** PROVIDED MATERIAL follows **

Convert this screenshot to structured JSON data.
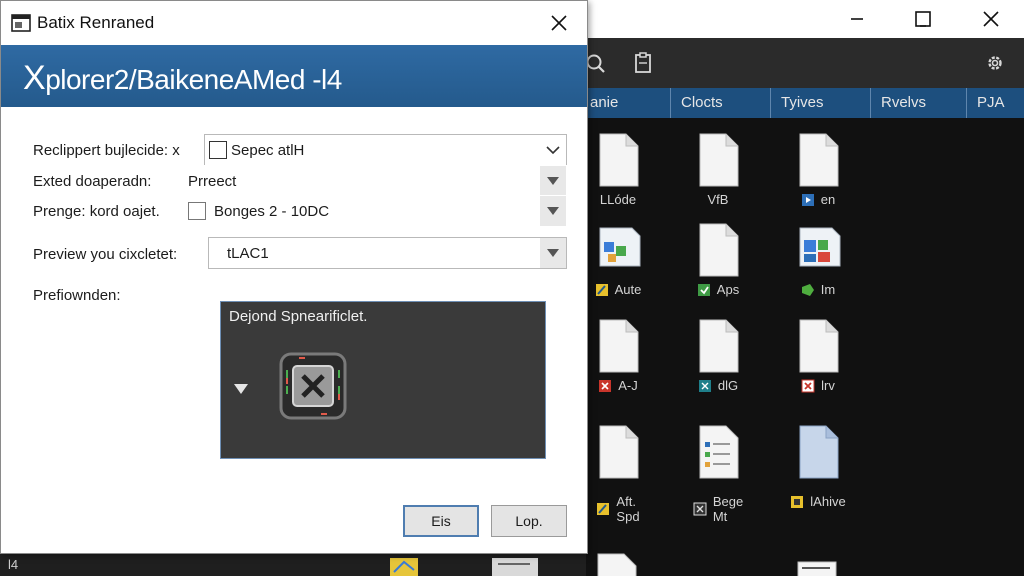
{
  "dialog": {
    "title": "Batix Renraned",
    "banner": {
      "prefix": "X",
      "rest": "plorer2/BaikeneAMed -l4"
    },
    "fields": [
      {
        "label": "Reclippert bujlecide: x",
        "value": "Sepec atlH",
        "checkbox": true,
        "control": "dropdown"
      },
      {
        "label": "Exted doaperadn:",
        "value": "Prreect",
        "checkbox": false,
        "control": "dropdown"
      },
      {
        "label": "Prenge: kord oajet.",
        "value": "Bonges 2 - 10DC",
        "checkbox": true,
        "control": "dropdown"
      },
      {
        "label": "Preview you cixcletet:",
        "value": "tLAC1",
        "checkbox": false,
        "control": "dropdown"
      }
    ],
    "preview": {
      "label": "Prefiownden:",
      "pane_title": "Dejond Spnearificlet."
    },
    "buttons": {
      "ok": "Eis",
      "cancel": "Lop."
    }
  },
  "explorer": {
    "window_controls": [
      "minimize-icon",
      "maximize-icon",
      "close-icon"
    ],
    "toolbar_icons": [
      "search-icon",
      "clipboard-icon",
      "gear-icon"
    ],
    "columns": [
      "anie",
      "Clocts",
      "Tyives",
      "Rvelvs",
      "PJA"
    ],
    "files": [
      {
        "label": "LLóde",
        "icon": "document",
        "badge": ""
      },
      {
        "label": "VfB",
        "icon": "document",
        "badge": ""
      },
      {
        "label": "en",
        "icon": "document",
        "badge": "blue"
      },
      {
        "label": "Aute",
        "icon": "media",
        "badge": "yellow"
      },
      {
        "label": "Aps",
        "icon": "document",
        "badge": "green"
      },
      {
        "label": "Im",
        "icon": "media",
        "badge": "green"
      },
      {
        "label": "A-J",
        "icon": "document",
        "badge": "red"
      },
      {
        "label": "dlG",
        "icon": "document",
        "badge": "teal"
      },
      {
        "label": "lrv",
        "icon": "document",
        "badge": "red"
      },
      {
        "label": "Aft.\nSpd",
        "icon": "document",
        "badge": "yellow"
      },
      {
        "label": "Bege\nMt",
        "icon": "list",
        "badge": "dark"
      },
      {
        "label": "lAhive",
        "icon": "blue-document",
        "badge": "yellow"
      }
    ],
    "status": "l4"
  },
  "colors": {
    "banner": "#2f6aa3",
    "header_bar": "#1d4f7e",
    "explorer_bg": "#111111",
    "dialog_bg": "#ffffff",
    "preview_bg": "#3a3a3a"
  }
}
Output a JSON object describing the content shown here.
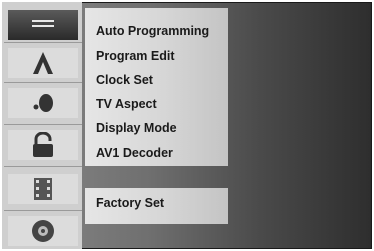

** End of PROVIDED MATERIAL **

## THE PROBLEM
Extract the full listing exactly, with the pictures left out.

## ANSWER TO THIS TASK
Convert this screenshot to structured JSON data.
{
  "dialog": {
    "title": "Batix Renraned",
    "banner": {
      "prefix": "X",
      "rest": "plorer2/BaikeneAMed -l4"
    },
    "fields": [
      {
        "label": "Reclippert bujlecide: x",
        "value": "Sepec atlH",
        "checkbox": true,
        "control": "dropdown"
      },
      {
        "label": "Exted doaperadn:",
        "value": "Prreect",
        "checkbox": false,
        "control": "dropdown"
      },
      {
        "label": "Prenge: kord oajet.",
        "value": "Bonges 2 - 10DC",
        "checkbox": true,
        "control": "dropdown"
      },
      {
        "label": "Preview you cixcletet:",
        "value": "tLAC1",
        "checkbox": false,
        "control": "dropdown"
      }
    ],
    "preview": {
      "label": "Prefiownden:",
      "pane_title": "Dejond Spnearificlet."
    },
    "buttons": {
      "ok": "Eis",
      "cancel": "Lop."
    }
  },
  "explorer": {
    "window_controls": [
      "minimize-icon",
      "maximize-icon",
      "close-icon"
    ],
    "toolbar_icons": [
      "search-icon",
      "clipboard-icon",
      "gear-icon"
    ],
    "columns": [
      "anie",
      "Clocts",
      "Tyives",
      "Rvelvs",
      "PJA"
    ],
    "files": [
      {
        "label": "LLóde",
        "icon": "document",
        "badge": ""
      },
      {
        "label": "VfB",
        "icon": "document",
        "badge": ""
      },
      {
        "label": "en",
        "icon": "document",
        "badge": "blue"
      },
      {
        "label": "Aute",
        "icon": "media",
        "badge": "yellow"
      },
      {
        "label": "Aps",
        "icon": "document",
        "badge": "green"
      },
      {
        "label": "Im",
        "icon": "media",
        "badge": "green"
      },
      {
        "label": "A-J",
        "icon": "document",
        "badge": "red"
      },
      {
        "label": "dlG",
        "icon": "document",
        "badge": "teal"
      },
      {
        "label": "lrv",
        "icon": "document",
        "badge": "red"
      },
      {
        "label": "Aft.\nSpd",
        "icon": "document",
        "badge": "yellow"
      },
      {
        "label": "Bege\nMt",
        "icon": "list",
        "badge": "dark"
      },
      {
        "label": "lAhive",
        "icon": "blue-document",
        "badge": "yellow"
      }
    ],
    "status": "l4"
  },
  "colors": {
    "banner": "#2f6aa3",
    "header_bar": "#1d4f7e",
    "explorer_bg": "#111111",
    "dialog_bg": "#ffffff",
    "preview_bg": "#3a3a3a"
  }
}
Output a JSON object describing the content shown here.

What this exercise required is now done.